Here’s a question from me: Where were you when Curiosity landed? Here’s where Keith Comeaux was; he’s the guy jumping up and down pumping the air:

Matthew was at home in St. Francisville watching all this on TV. This morning, he was in that very room you see on the video, with Keith and three other scientists who were also there that night. They spent 20 minutes talking to them about their own path to JPL, and how they became scientists. They all said what you would expect — study hard, especially math and physics; focus on universities that train students for space careers at the top of the field; strive to get internships that help you build connections within the industry. But they all said that luck plays a role too. One of them, Miguel San Martin, an immigrant from Argentina, told Matt that he has already had a huge stroke of luck by being born in the United States of America. This is a country, Dr. San Martin said, where it really is possible for someone to go far in their field based on their capabilities and hard work. “Not every society in the world is like that,” he said.

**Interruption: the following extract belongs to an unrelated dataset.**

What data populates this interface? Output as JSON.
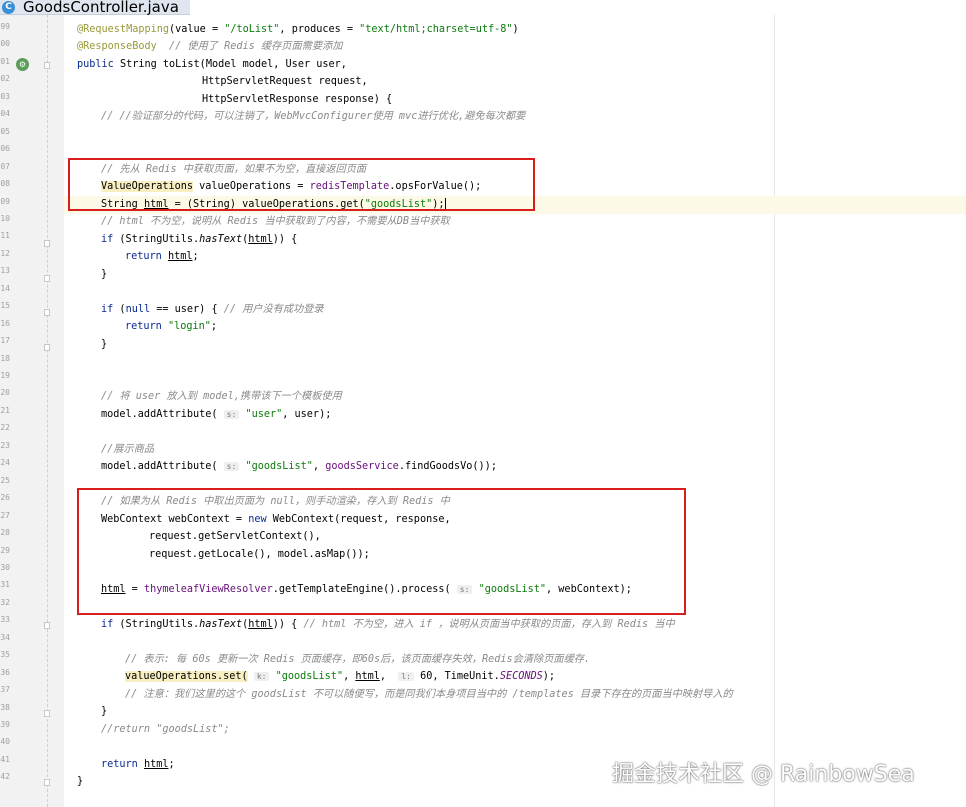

Among other things, Matt got to see the Mars Yard, where a Curiosity “stunt double” helps scientists and engineers figure out what the real-life Curiosity can do, and can be made to do better. He learned that JPL scientists are working on Rovers capable of rolling upside down without falling, to make exploring Mars caves possible. And he got to see the “clean room” where JPL staff was busy assembling its SMAP satellite for launch in 2014.

Here’s what I saw today: my son as I’ve never beheld him before. I texted Julie several times during the visit, telling her that she wouldn’t believe how deeply and naturally Matt was into the groove here at JPL. I have never seen him so engaged, so intense, so at ease with himself, so … satisfied. It’s like he defied gravity for the first time ever. At one point, he leaned over and said to me, “I love it! I can talk to them, and they understand what I’m talking about!” Nobody else in his life does. It’s not that we don’t care about what Matt loves, but that we aren’t capable of sharing his degree of interest and knowledge, much less discussing it at his level. Today, though, he was with his people, in his place — and man, it was a glorious thing to witness. I told Keith privately, “I think you and I saw the birth of a vocation today.” I texted Julie to say, “Today really brought it home to me that he’s not ours.” Sad, but beautiful, and I mean that.

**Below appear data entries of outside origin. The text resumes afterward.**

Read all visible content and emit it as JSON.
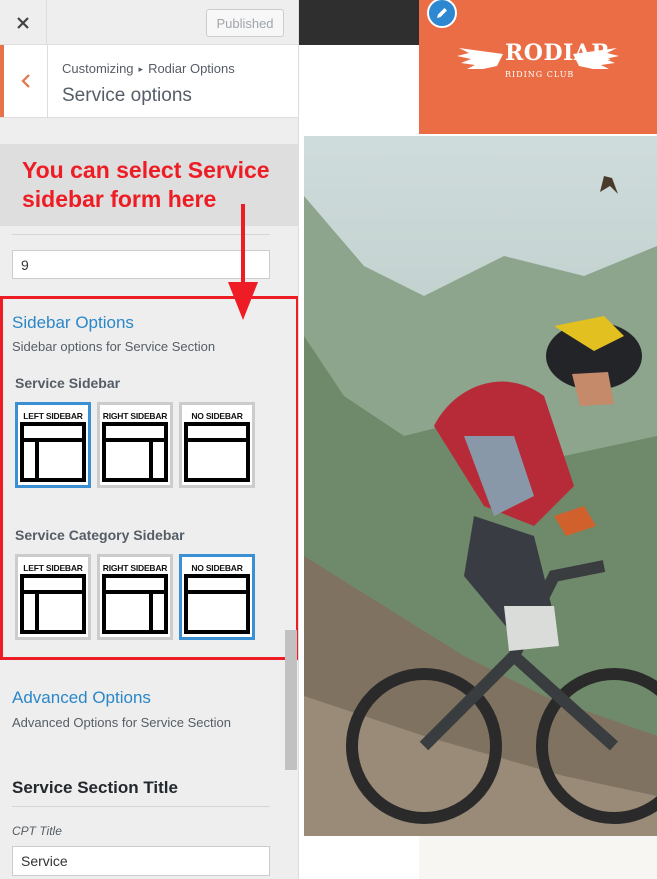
{
  "topbar": {
    "close_icon": "close-icon",
    "publish_label": "Published"
  },
  "header": {
    "back_icon": "chevron-left-icon",
    "breadcrumb_root": "Customizing",
    "breadcrumb_separator": "▸",
    "breadcrumb_parent": "Rodiar Options",
    "title": "Service options"
  },
  "annotation": {
    "text": "You can select Service sidebar form here",
    "color": "#ee1c24"
  },
  "number_field": {
    "value": "9"
  },
  "sidebar_options": {
    "title": "Sidebar Options",
    "description": "Sidebar options for Service Section",
    "service_sidebar": {
      "label": "Service Sidebar",
      "options": [
        {
          "label": "LEFT SIDEBAR",
          "layout": "left",
          "selected": true
        },
        {
          "label": "RIGHT SIDEBAR",
          "layout": "right",
          "selected": false
        },
        {
          "label": "NO SIDEBAR",
          "layout": "none",
          "selected": false
        }
      ]
    },
    "category_sidebar": {
      "label": "Service Category Sidebar",
      "options": [
        {
          "label": "LEFT SIDEBAR",
          "layout": "left",
          "selected": false
        },
        {
          "label": "RIGHT SIDEBAR",
          "layout": "right",
          "selected": false
        },
        {
          "label": "NO SIDEBAR",
          "layout": "none",
          "selected": true
        }
      ]
    }
  },
  "advanced_options": {
    "title": "Advanced Options",
    "description": "Advanced Options for Service Section"
  },
  "section_title": {
    "heading": "Service Section Title",
    "field_label": "CPT Title",
    "field_value": "Service"
  },
  "preview": {
    "logo_title": "RODIAR",
    "logo_subtitle": "RIDING CLUB",
    "brand_color": "#ea6d45",
    "edit_icon": "pencil-icon",
    "image": "mountain-biker-photo"
  },
  "colors": {
    "accent_blue": "#2a87c8",
    "selected_border": "#3b8fd3"
  }
}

As I write this, we’re back in the hotel, and Matt, worn out from the greatest day of his life, is sound asleep. I wonder what he’s dreaming of.

Thank you, Keith Comeaux. Thank you, JPL. Thank you, NASA. You’ll never, ever know…

Keith Comeaux and Matthew Dreher at JPL's Mars Yard

Keith Comeaux and Matthew Dreher at JPL’s Mars Yard

UPDATE: Matthew’s kindergarten teacher said yesterday that she remembers him coming in and talking about what he had read in the NYTimes Science section that morning. I had forgotten that he used to do that. He also used to talk all the time in the spring semester of his kindergarten year about the Mars Spirit Rover. I had forgotten about that too. His trajectory toward JPL started almost 10 years ago. Man. That early. Matt spent his 11th birthday in Oxford with me, at a Templeton Foundation event that I attended to interview scientists as part of my Foundation job. I knew that Matt loved science, and England, and thought he would enjoy meeting scientists. Boy, did he; Vlatko Vedral , the quantum physicist whose specialty is quantum information theory, was a favorite of his. On his birthday morning, he sat at a cafeteria table across from Sir John Polkinghorne, a theoretical physicist, Anglican priest, and a dear, dear man. Sir John congratulated Matt on reaching the ripe old age of 11. I had forgotten about this as well. That kid has been extraordinarily blessed in his opportunities to meet and talk with scientists.